Jay and I have spent nearly 4 years balancing the hopeful with the pragmatic. This phase we’re in now is different only in that the finish line is closer than it’s ever been before (though not in sight). We have an amazing group of friends who are helping us with simple things like meals, keeping Food Rescue afloat, gardening and animal care. We have people who can think for us (even parent for us!) when our minds are too addled by anxiety, or congested with existential meditations. We have folks who aren’t afraid to walk with us as we move forward towards the finish line. Instead they visit, share meals, talk about their lives – continue the friendship. They are nervous but willing to learn about their own mortality simply by staying beside us. These are people with perspective and who know joie de vivre when they see it. I’d be surprised if there was a single bucket list between them.
If it were my time I would not grieve that I had never been skydiving or seen the northern lights.
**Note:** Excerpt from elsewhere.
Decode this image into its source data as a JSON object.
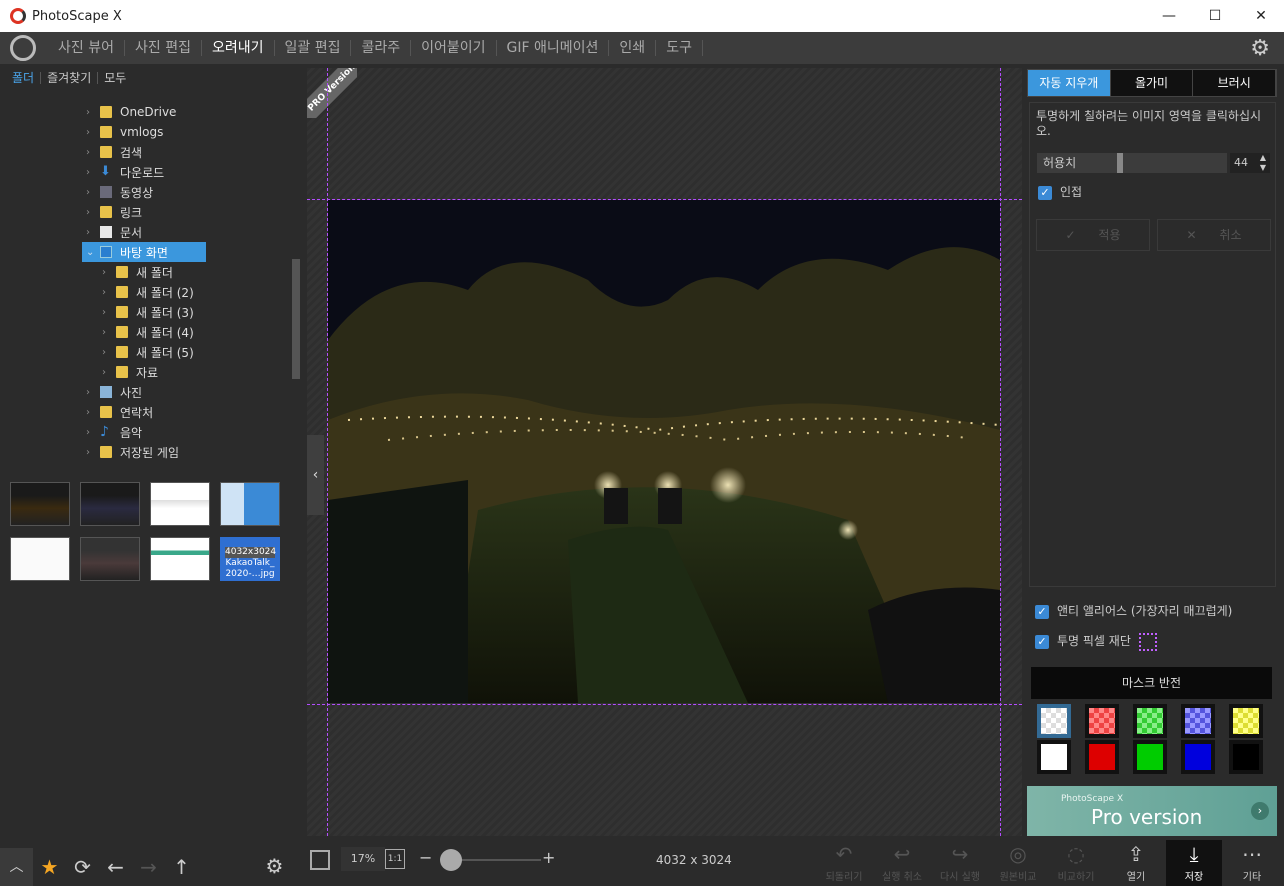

I would sleep-in with my head on Jay’s shoulder, have coffee in bed and work on crossword puzzles with him. I’d wrap my arms around Stella, kiss the top of her head and inhale her scent. I’d sit in the garden with my face towards the sun and listen. I’d savor the love in my life and gather my courage to greet death, hopefully without an ounce of urgency or regret. I do these things every day.
This is what I’ve learned with Jay, through the love of life we share: You don’t need a list for what you already have.